this is exactly where this type of negative pressure therapy began. doc's thinking out of the box applying saline saturated gauze and applying suction via wall suction.
i know this, however, if it truly worked well then we would be using it today. there is a reason why we don't use it.
[font=verdana, arial, helvetica, sans-serif]ostomy/wound management - issn: 0889-5899 - volume 51 - issue 3 - march 2005 - pages: 44 - 49
negative pressure wound therapy: "a rose by any other name"
[font=verdana, arial, helvetica, sans-serif]- michael s. miller, do, facos, cws; chris a. lowery, ma, do
[font=verdana, arial, helvetica, sans-serif]subsequently in 1987, usopov and yepifanov<sup>9</sup> published their findings regarding the effects of wound drainage after surgical intervention. until this time, no uniform opinions were available regarding when to use vacuum therapy, what the duration of the therapy should be, or what amount of negative pressure would be most beneficial. using wounds created in a rabbit model, the authors applied varying levels of negative pressure along with passive drainage as a control in an attempt to study the effects of active wound drainage in a clinical setting. the authors determined that a pressure of -75 mm hg to -80 mm hg had the most distinct effect on increasing wound drainage with little or no hemorrhage of coagulated vessels. as the pressure increased to -120 mm hg to -125 mm hg, extensive tissue edema was observed with separation of the adjacent muscle fibers secondary to the edema.
...[font=verdana, arial, helvetica, sans-serif]complication rates for all patients then were compared. the authors concluded that to avoid tissue damage negative pressure in active drainage systems should not exceed -80 mm hg; lower pressures were less likely to demonstrate postoperative hemorrhage.

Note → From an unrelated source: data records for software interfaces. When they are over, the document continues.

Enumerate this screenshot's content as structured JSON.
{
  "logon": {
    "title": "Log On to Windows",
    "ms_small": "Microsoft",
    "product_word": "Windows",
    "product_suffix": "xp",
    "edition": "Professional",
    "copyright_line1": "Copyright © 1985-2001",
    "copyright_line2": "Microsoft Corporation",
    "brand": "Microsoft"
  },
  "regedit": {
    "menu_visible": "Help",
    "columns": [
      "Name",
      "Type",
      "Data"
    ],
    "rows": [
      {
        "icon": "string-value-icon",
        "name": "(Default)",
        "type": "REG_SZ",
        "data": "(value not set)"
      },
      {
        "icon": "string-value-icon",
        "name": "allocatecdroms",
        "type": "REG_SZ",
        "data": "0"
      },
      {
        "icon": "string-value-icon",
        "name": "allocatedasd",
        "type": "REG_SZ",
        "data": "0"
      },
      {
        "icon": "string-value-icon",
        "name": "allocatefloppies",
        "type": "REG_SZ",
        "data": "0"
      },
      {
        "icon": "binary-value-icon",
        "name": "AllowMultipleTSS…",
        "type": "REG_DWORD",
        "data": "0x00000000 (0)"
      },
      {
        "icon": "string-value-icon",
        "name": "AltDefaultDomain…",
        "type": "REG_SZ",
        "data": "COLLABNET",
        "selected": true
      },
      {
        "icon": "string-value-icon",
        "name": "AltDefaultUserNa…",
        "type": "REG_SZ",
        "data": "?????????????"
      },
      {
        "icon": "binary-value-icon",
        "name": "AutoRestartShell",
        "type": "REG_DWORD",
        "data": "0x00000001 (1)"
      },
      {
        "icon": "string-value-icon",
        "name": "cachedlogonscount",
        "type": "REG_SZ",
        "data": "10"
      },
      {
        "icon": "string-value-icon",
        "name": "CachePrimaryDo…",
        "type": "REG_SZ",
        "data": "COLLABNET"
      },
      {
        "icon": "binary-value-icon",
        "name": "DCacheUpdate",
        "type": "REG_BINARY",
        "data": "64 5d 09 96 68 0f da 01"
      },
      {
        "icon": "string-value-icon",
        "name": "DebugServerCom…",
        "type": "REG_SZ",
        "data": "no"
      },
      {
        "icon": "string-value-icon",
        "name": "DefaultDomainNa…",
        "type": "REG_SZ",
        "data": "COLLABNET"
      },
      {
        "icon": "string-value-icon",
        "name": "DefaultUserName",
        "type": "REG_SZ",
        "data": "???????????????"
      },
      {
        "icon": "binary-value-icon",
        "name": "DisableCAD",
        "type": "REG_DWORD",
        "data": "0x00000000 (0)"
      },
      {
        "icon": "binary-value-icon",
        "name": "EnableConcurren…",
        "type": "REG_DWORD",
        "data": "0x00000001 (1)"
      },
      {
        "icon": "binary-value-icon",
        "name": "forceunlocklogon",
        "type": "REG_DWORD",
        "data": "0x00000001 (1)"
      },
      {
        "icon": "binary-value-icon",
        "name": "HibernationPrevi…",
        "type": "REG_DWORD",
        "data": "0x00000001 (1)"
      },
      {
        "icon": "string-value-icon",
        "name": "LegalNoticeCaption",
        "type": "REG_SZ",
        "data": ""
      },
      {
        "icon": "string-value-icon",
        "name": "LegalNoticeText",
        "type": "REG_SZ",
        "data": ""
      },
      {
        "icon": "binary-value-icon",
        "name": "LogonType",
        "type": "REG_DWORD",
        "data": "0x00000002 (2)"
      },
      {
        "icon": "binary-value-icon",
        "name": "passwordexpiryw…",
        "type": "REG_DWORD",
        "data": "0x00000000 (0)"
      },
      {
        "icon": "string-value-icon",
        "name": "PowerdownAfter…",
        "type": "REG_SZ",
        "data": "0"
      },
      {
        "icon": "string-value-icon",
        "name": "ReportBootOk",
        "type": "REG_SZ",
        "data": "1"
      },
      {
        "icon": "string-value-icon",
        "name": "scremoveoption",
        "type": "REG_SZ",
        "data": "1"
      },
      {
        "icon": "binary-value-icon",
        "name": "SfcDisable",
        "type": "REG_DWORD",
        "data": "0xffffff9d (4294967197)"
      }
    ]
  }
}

this article doesn't say too much. we have hundreds of articles and tons of clinical research and better outcomes to back our product.
if you call paying 2 to 3 times a day more in rental fees and multiples more for dressing sets cost containment you need to step away from the cool aid. i'm not saying kci system is horrible or ineffective, but don't close your eyes to other options and allow their untainted results to weigh on their own merits. i have to say a roll of kerlix amd has to cost less than a very large dressing set from kci.
the rental fee is not 2-3 times more, unless you are paying retail and i don't know of a facility that pays retail. it is about $10 more per day. the dressings from blue sky are $50 per package, for kerlix. kci's medium dressing will cost you about the same and cover a whole lot more.
ask your kci rep if you can disconect the patient from the therapy and crimp the suction line to the wound and allow the patient to disconect for an hour or so without re-dressing the entire wound?
you can disconnect for up to 2 hours. we have a portable unit that makes disconnecting, other than for showering unecessary. that is one issue with other companies, their units that are labled portable are not truly portable. oh, and i am a kci rep.
do your research...of course kci the only game in town for many years has tons more studies, but don't discount another therapy option that has it roots well before the founder of kci made his first
i am basing my opinions on the numerous wounds that i have personally witnessed being saved with my product after a patient failed horribly with gauze and the feedback i get from customers about the other product out there. i am not saying that gauze never works, but kci does have better outcomes.